Of course, maybe that’s the point. In his Crucifixion altarpiece, Matthias Grünewald sets history aside and makes John the Baptist present at the foot of the cross. As you can see, with a wildly elongated finger, John is pointing at Jesus and the words printed above his arm read, “He must increase, but I must decrease.” John’s whole purpose in life was to draw attention to the Messiah who was coming and then to get out of the way. I don’t want to attribute too much thought or purpose to the creators of the Revised Common Lectionary, but I wonder if hearing about JBap three out of six Sundays does the job of reminding us of John’s mission and then getting us so annoyed by the old familiar story that he has no choice but to move along having done his job.

Again, I don’t want to jump to too many conclusions, but there seems to be some merit in hearing, repeatedly, someone say, “The one who is more powerful than I is coming after me; I am not worthy to stoop down and untie the thong of his sandals. I have baptized you with water; but he will baptize you with the Holy Spirit” only to have them disappear from the scene when the one who is greater shows up. There’s probably a lesson in here for those of us who follow Jesus as well. Rather than getting so focused on how difficult we might find evangelism, on how much we think the Gospel depends on us, maybe we’d do well just to point to Jesus through our words and actions and then get out of the way and let God take care of the rest.

The Spirit?

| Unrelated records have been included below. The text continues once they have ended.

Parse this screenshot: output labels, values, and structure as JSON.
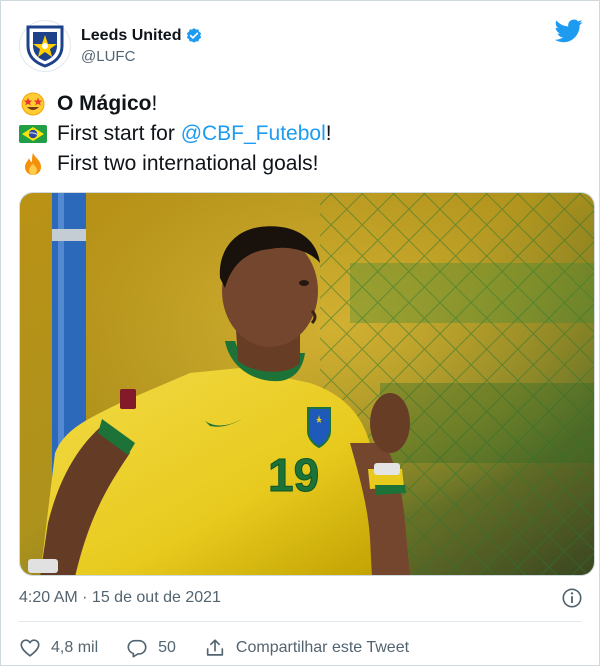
{
  "account": {
    "display_name": "Leeds United",
    "handle": "@LUFC",
    "verified": true
  },
  "brand_icon": "twitter-bird-icon",
  "colors": {
    "brand_blue": "#1d9bf0",
    "text_primary": "#0f1419",
    "text_secondary": "#536471"
  },
  "tweet": {
    "line1": {
      "emoji": "star-struck-emoji",
      "bold": "O Mágico",
      "tail": "!"
    },
    "line2": {
      "emoji": "brazil-flag-emoji",
      "prefix": "First start for ",
      "mention": "@CBF_Futebol",
      "tail": "!"
    },
    "line3": {
      "emoji": "fire-emoji",
      "text": "First two international goals!"
    }
  },
  "media": {
    "description_icon": "football-player-photo",
    "jersey_number": "19"
  },
  "timestamp": "4:20 AM · 15 de out de 2021",
  "info_icon": "info-icon",
  "actions": {
    "likes": "4,8 mil",
    "replies": "50",
    "share_label": "Compartilhar este Tweet"
  }
}
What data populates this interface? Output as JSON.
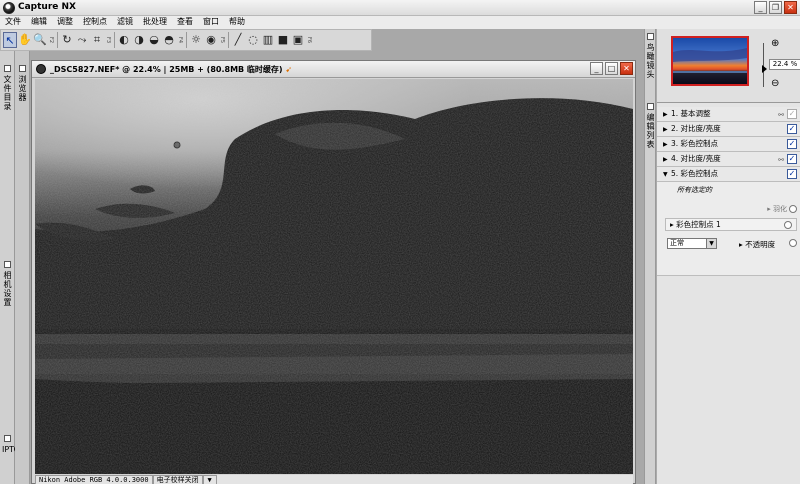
{
  "app": {
    "title": "Capture NX"
  },
  "menu": [
    "文件",
    "编辑",
    "调整",
    "控制点",
    "滤镜",
    "批处理",
    "查看",
    "窗口",
    "帮助"
  ],
  "toolbar": {
    "f2": "F2",
    "f3": "F3",
    "f4": "F4",
    "f5": "F5",
    "f6": "F6"
  },
  "left_dock": {
    "tab_files": "文件目录",
    "tab_browser": "浏览器",
    "tab_camera": "相机设置",
    "tab_iptc": "IPTC"
  },
  "document": {
    "title": "_DSC5827.NEF* @ 22.4% | 25MB + (80.8MB 临时缓存)",
    "status_profile": "Nikon Adobe RGB 4.0.0.3000",
    "status_mode": "电子校样关闭",
    "status_arrow": "▼"
  },
  "right": {
    "birdseye_tab": "鸟瞰镜头",
    "editlist_tab": "编辑列表",
    "zoom_value": "22.4 %"
  },
  "edit_list": {
    "steps": [
      {
        "label": "1. 基本调整",
        "checked": true
      },
      {
        "label": "2. 对比度/亮度",
        "checked": true
      },
      {
        "label": "3. 彩色控制点",
        "checked": true
      },
      {
        "label": "4. 对比度/亮度",
        "checked": true
      },
      {
        "label": "5. 彩色控制点",
        "checked": true
      }
    ],
    "selected_all": "所有选定的",
    "feather": "羽化",
    "color_control_point": "彩色控制点 1",
    "blend_mode": "正常",
    "opacity": "不透明度"
  },
  "colors": {
    "accent_check": "#0030a0",
    "close_red": "#c83010",
    "thumb_border": "#d02020"
  }
}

I think I can understand how the Ephesians felt when Paul asked, “Have you been baptized in the Holy Spirit?” That gut sinking feeling that goes with feeling out of the loop or unable to keep the conversation going is one of the worst, in my opinion. This is a silly example, but one that I’ve experienced more than once recently. I have a friend who has really enjoyed the Disney+ series The Mandalorian. A month or so ago, he asked me about it, excited to talk about the season finale, but I hadn’t seen it. We were talking last week, and, still excited, he asked me about it again. I still haven’t watched it.

It stinks to not be able to share in someone else’s excitement. My friend can’t simply lay hands on me and impart two seasons’ worth of content in my brain, but Paul was able to pray for the Ephesians and God willingly poured the Holy Spirit upon them with power and might. All it took was a willingness to experience the joy of God and Paul’s willingness to share the gift he had received.

I wonder if the general shyness Episcopalians have around evangelism is in part due to our limited comfort with the Holy Spirit. As a Church that was focused in the Apostles Creed for most of our existence, we’ve had very little liturgical pedagogy in the Spirit. This underdeveloped understanding of the Spirit has, for too long, robbed us of the joy of the the Spirit’s gifts and the desire to share them with others. Rather than living lives imbued with the Fruit of the Spirit like patience, kindness, humility, and self-control, we take to Twitter to rip one another’s pandemic liturgical choices and puff up our own liturgy and enlightened theology.

Perhaps this Sunday, as we recall the Baptism of our Lord, we should pray for some of that Spirit that descended upon Jesus at the Jordan and upon the Ephesians when Paul laid hands upon them. God is always willing to share the Spirit with us, and we should be ready to do the same.